Knowing how to check if your turntable is running at the right speed is crucial if you’re a vinyl enthusiast. You can use a strobe light and a stopwatch or an app on your phone to measure the timing between two points on the record. The time should be around 1 second per rotation of the platter. If you’re getting more than 2 seconds for every rotation, it means that your turntable needs to be adjusted lower to get back into sync with 45 RPM records- which are what most albums were pressed onto before CDs became popular.

Related article – the best turntable under $100.

If you’re a DJ, a turntable setup is one of the most important things to get right. One question that gets asked a lot is: how do I know if my turntable is running at the right speed? Unfortunately, it’s not as easy as it may seem. Many factors go into making sure your turntable has been set up correctly and can be used for professional use. We’ll take a look at some ways to test this out now.

The easy way to measure turntable speed

Turntable and Bluetooth Speaker

The easy way is to use a stroboscope. This is a device that emits light at a fixed frequency. When the light shines on a spinning object, it appears to be still. By counting the number of flashes per second, you can calculate the speed of the object.

Some audio enthusiasts also use a technique called “back timing.” This involves playing a track that has been recorded at a known speed and counting the number of beats per minute. Then, by comparing this number to the speed of your turntable, you can determine its precise speed.

While both of these methods are effective, they can be time-consuming and may not be necessary if you are only looking to make minor adjustments to your turntable speed. In most cases, a turntable manual will provide the manufacturer’s recommended speed setting. However, many music enthusiasts prefer to use this as a starting point and fine-tune their system by ear.

If you want to measure your turntable playback speed without using a strobe light or counting beats per minute, see the next page for two methods that won’t take up much of your time or require any special tools.

How to adjust the turntable speed on your record player?

Red Turntable

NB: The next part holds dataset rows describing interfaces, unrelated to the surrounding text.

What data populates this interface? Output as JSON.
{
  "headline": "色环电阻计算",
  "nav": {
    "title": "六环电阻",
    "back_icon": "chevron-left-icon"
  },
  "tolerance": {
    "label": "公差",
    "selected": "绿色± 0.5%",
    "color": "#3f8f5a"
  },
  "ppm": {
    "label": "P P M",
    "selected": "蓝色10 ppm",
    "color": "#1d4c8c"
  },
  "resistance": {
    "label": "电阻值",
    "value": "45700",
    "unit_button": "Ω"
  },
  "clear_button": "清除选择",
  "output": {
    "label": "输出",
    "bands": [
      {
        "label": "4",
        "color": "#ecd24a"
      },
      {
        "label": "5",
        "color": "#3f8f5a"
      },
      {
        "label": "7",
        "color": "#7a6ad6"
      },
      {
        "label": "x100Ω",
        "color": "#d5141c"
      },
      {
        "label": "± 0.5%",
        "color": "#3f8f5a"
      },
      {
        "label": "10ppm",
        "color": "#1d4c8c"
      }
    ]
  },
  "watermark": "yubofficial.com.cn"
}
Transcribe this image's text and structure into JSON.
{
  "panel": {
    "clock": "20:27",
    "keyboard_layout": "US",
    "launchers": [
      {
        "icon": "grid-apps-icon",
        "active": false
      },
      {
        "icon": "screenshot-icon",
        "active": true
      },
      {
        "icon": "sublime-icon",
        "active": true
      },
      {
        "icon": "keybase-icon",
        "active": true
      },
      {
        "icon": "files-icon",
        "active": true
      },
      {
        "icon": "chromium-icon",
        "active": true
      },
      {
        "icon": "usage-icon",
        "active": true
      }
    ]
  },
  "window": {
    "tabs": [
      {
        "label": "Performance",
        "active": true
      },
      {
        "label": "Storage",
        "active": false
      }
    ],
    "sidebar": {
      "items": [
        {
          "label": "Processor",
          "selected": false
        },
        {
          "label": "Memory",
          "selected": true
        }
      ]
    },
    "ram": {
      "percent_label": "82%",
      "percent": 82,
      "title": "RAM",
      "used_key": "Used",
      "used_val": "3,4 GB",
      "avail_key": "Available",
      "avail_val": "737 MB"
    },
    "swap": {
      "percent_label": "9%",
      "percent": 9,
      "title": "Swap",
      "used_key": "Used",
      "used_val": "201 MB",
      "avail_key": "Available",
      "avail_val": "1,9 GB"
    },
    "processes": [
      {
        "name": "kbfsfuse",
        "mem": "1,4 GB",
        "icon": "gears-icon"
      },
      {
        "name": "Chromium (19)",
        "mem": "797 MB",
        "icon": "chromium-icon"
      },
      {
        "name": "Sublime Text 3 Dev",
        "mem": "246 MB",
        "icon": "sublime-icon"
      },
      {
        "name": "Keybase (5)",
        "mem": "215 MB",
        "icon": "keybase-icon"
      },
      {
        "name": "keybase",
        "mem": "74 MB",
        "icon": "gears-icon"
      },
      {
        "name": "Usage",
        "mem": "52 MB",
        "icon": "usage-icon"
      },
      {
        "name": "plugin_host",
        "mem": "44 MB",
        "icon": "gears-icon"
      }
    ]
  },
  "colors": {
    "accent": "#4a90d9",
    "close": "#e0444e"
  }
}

The turntable speed can be adjusted by spinning the platter more or less quickly with your hand. The motorized version of this process is called “pitch control.” The RPM (or revolutions per minute) adjustment knob controls manual or electronic pitch control for different speeds. Manual adjustments must be made with hands, so they are not ideal for DJing but are perfect for people who would like to hear some older music recorded at slower speeds on faster speed.

We will go over some steps on how to change your turntables speed.

  • If you have a turntable that speeds up and down, start playing your record. Find the speed control to slow it down (most of them slow down when turning right). Slow the speed down by turning the knob counterclockwise (if you can’t see where to turn it because it’s hidden under the lid of the table, lift the lid). Once you’ve slowed it down to somewhere in between 33 and 45 rpm, play with speeding back up again until it sounds right. Do not adjust too high; if necessary, adjust further downward on your speed control.
  • If your turntable has no variable speed control knob, turn off your player and locate its belt underneath or behind the mechanism of your player. For some players, you will need to lift the lid and look underneath it for a belt that runs from an arm on the left to one of the feet on the right. However, there is no obvious belt location; check your owner’s manual if this is the case.
  • Once you’ve located your belt, find its tension control (where you usually found or located your speed control). There will be a screw in it with which you can tighten or loosen the belt’s tension by turning clockwise to tighten and counterclockwise to loosen. Tighten or loosen it until it feels about right, then play with speeding and slowing down until it sounds correct in terms of speed (try matching another record player).